4. But Verizon has massive debt, so “asset sales” are manna to Wall Street. Surprised? As an industry, we’re so used to thinking that “second tier carriers” (like Level 3) are (or used to be) financially challenged that we can forget what a trap the first-tier Verizon set for itself when it let Vodafone be a partner in Verizon Wireless. The result was a massive money raise to get the Brits out of Verizon’s hair. Verizon’s current debt is $112 billion – over one hundred billion dollars. So Wall Street is aching for them to sell something. (And certainly Frontier is tapped out after buying large ILEC territories from Verizon … twice!) In a way, this news was inevitable, even if you blanch, as you should, at being called an “asset” rather than a valued customer of Verizon.
5. The Wall Street Journal hasn’t bought in yet. When merger rumors occur, it’s because investment bankers leak. Who they leak to matters. Everything’s on the table these days, but when The Wall Street Journal reports something in the U.S. (or the Financial Times does so in Europe), it means the deal is at the serious stage. So far the Journal hasn’t bitten on this news. Of course that could change.
6. We’ve got enough problems with Verizon as it is. The real significance of this report may be less in what it indicates about the future than what it reflects about the present. Everyone who deals with Verizon knows that its wireless business rules the roost. Account teams are now heavily slanted toward the attitudinal background of the wireless business, which is more “we’re the best, take it or leave it” than the traditional MCI mindset, which was more “what can we do to put you in a car today?” Meanwhile, the carrier is bedeviling customers by shoving them into the Orwellian-named Verizon Rapid Delivery platform, often appearing to break carefully crafted transition language to make this happen.
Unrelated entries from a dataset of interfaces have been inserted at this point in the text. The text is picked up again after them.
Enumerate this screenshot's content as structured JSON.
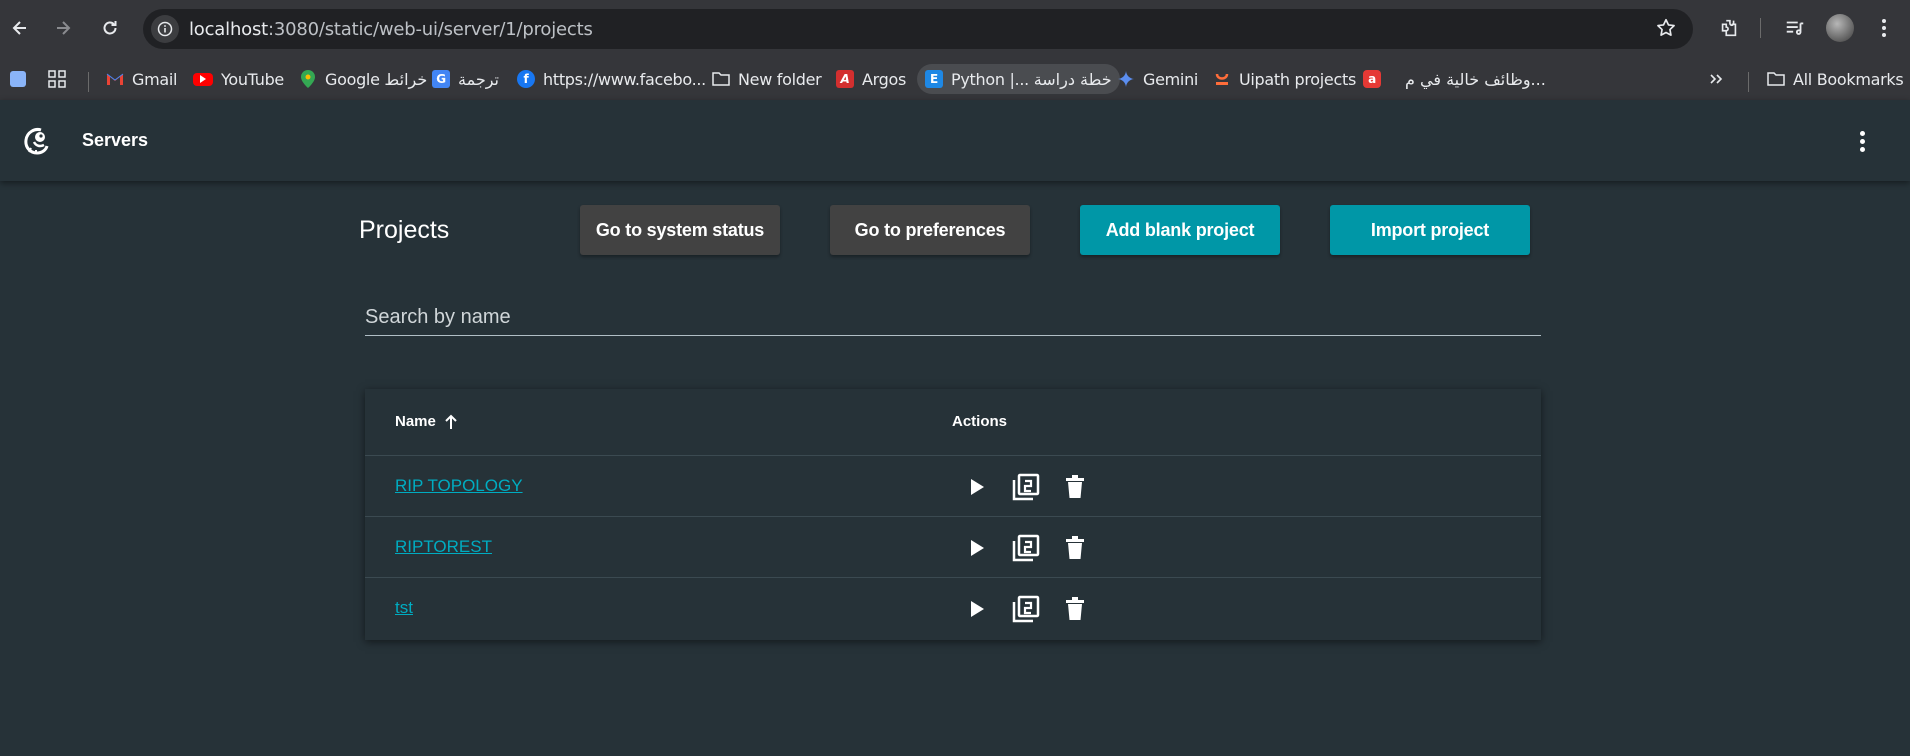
{
  "browser": {
    "url_host": "localhost",
    "url_port_path": ":3080/static/web-ui/server/1/projects",
    "bookmarks": [
      {
        "label": "Gmail",
        "icon": "gmail-icon"
      },
      {
        "label": "YouTube",
        "icon": "youtube-icon"
      },
      {
        "label": "Google خرائط",
        "icon": "google-maps-icon"
      },
      {
        "label": "ترجمة",
        "icon": "google-translate-icon"
      },
      {
        "label": "https://www.facebo...",
        "icon": "facebook-icon"
      },
      {
        "label": "New folder",
        "icon": "folder-icon"
      },
      {
        "label": "Argos",
        "icon": "argos-icon"
      },
      {
        "label": "Python |... خطة دراسة",
        "icon": "e-icon"
      },
      {
        "label": "Gemini",
        "icon": "gemini-icon"
      },
      {
        "label": "Uipath projects",
        "icon": "uipath-icon"
      },
      {
        "label": "وظائف خالية في م...",
        "icon": "jobs-icon"
      }
    ],
    "all_bookmarks": "All Bookmarks"
  },
  "app": {
    "title": "Servers"
  },
  "page": {
    "title": "Projects",
    "buttons": {
      "system_status": "Go to system status",
      "preferences": "Go to preferences",
      "add_blank": "Add blank project",
      "import": "Import project"
    },
    "search_placeholder": "Search by name"
  },
  "table": {
    "headers": {
      "name": "Name",
      "actions": "Actions"
    },
    "rows": [
      {
        "name": "RIP TOPOLOGY"
      },
      {
        "name": "RIPTOREST"
      },
      {
        "name": "tst"
      }
    ]
  },
  "colors": {
    "background": "#263238",
    "accent": "#0097a7",
    "link": "#00acc1",
    "secondary_button": "#424242"
  }
}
Luckily, behind the scenes it’s obvious that Verizon wouldn’t dare make a move before resolving the utterly critical wireless-backhaul issues that a wireline sale transaction would engender. (Already at least one Wall Street analyst says this is exactly why such a deal probably won’t happen.) Even more than money, what Verizon values is its superior perceived wireless-network performance, and here’s betting that the time it would take to hash out leaseback and other arrangements would play out in public to give everyone plenty of prep time. But even that is several steps down the road.
Don’t worry, all of us have our radar out for you. Put this one in the “anything is possible” column. And remember, no matter how squirrelly any one carrier may be getting in isolation, it all dramatically plays out better if you line up your contracts and transition plans and procure everything competitively. The moment anything here changes, we’ll be on it.